If the picture has been painted clearly, it will come as no surprise that there was a pileup crash in the first turn of race two and we were caught in the middle of the mess. Ari hit the deck and I slammed on the brakes (hey, they do work) to avoid T-boning a stricken Vespa. Having survived the crash, our goal became clear. All we had to do was stay smooth, calm, and upright to improve our overall standings. The whole “smooth and calm” thing didn’t work out, but my new jetting was working and we avoided catastrophe for the remainder of the race, ending moto two in tenth and eleventh places.
After that slight confidence boost, the third moto was not our finest. I let my excitement get the best of me and hung up on the starting gate as the green flag flew, while Ari’s handlebar cover came loose and jammed his throttle wide open going into a berm. He bailed out and his Vespa careened into a fencepost, busting the throttle pulley wide open. Ari’s DNF and my start snafu were unflattering, which meant we had only the final race to save face and actually deliver Pendez Racing the success its scooters deserved. We took some deep breaths and lined up at the gate for the final showdown.
Moto four: last dance and the after party
The gates dropped and Ari was off like a shot, determined to make up for the previous race’s mishap. He had the leaders in sight until he lost momentum and tipped over in a sandy section. Ari recovered just in time to join me in about sixth place, and for a few laps we were holding our positions well. Angry Vespas swarmed everywhere, living up to their wasp name, and we were giving as good as we were getting. But with great speed comes great responsibility.
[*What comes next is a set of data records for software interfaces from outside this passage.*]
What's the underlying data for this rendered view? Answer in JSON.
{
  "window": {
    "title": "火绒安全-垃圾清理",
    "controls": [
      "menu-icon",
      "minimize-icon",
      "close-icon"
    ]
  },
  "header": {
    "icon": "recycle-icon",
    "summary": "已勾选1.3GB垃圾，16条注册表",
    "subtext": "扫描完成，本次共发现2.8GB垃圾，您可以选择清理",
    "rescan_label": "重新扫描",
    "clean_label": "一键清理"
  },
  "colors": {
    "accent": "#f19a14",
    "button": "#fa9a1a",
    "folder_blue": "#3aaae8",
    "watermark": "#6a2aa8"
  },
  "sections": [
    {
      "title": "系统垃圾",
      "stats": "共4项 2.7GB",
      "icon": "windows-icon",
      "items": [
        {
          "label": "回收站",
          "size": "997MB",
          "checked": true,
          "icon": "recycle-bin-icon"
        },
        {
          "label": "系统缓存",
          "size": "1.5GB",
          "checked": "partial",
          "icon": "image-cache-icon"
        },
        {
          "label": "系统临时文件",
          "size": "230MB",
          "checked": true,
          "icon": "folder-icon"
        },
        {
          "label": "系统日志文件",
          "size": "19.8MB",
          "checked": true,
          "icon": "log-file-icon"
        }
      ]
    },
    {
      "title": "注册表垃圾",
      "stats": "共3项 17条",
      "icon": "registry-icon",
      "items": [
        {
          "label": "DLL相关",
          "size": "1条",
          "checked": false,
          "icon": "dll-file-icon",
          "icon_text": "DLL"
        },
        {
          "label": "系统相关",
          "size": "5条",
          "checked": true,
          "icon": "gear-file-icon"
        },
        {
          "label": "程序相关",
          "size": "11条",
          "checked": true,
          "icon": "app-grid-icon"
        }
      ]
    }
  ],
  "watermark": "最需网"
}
Midway through the race, motoring up one of the massive tabletops, Ari’s front wheel caught a particularly devious rut and sent him off course. He adjusted his body position and cursed, as is the standard technique, but it was no use. For the second time in two races he bailed out, watching his glowing orange Vespa sail off the track, this time tumbling end over end down the side of a jump and splashing into a muddy pond.
It was a messy end to an already dirty day. My luck turned, maybe in part to people’s weary bones sending them off the track or backwards, and I ended the final race in fourth place overall. Pendez battled for the overall victory all day, but was bested in the final race. Still, he and his posse were happy, and didn’t seem bothered that Ari had drowned his Vespa in brown water. In fact, we didn’t see anything but smiles in the paddock, even after a disgusting and demanding day on the track. Sem and Pendez brought us bowls of pasta and steaming stew, clapped us on the back, and invited us to drink beer with the rest of their crew.
Somehow, racing hopped-up, vintage, two-stroke Vespas around a muddy motocross track with a flock of crazy Italians ended up being even more insane than it sounds. In the best possible way. The competition was fierce and the weather was terrible, but we dare you to find a group of people having more fun on two wheels, anywhere in the world.
Hopefully, next time you see a college student zipping around campus or Audrey Hepburn charming the pants off Gregory Peck, you’ll think about the muddy madness of VespaCross, and the potential little beast that lives inside every old Vespa. We sure will.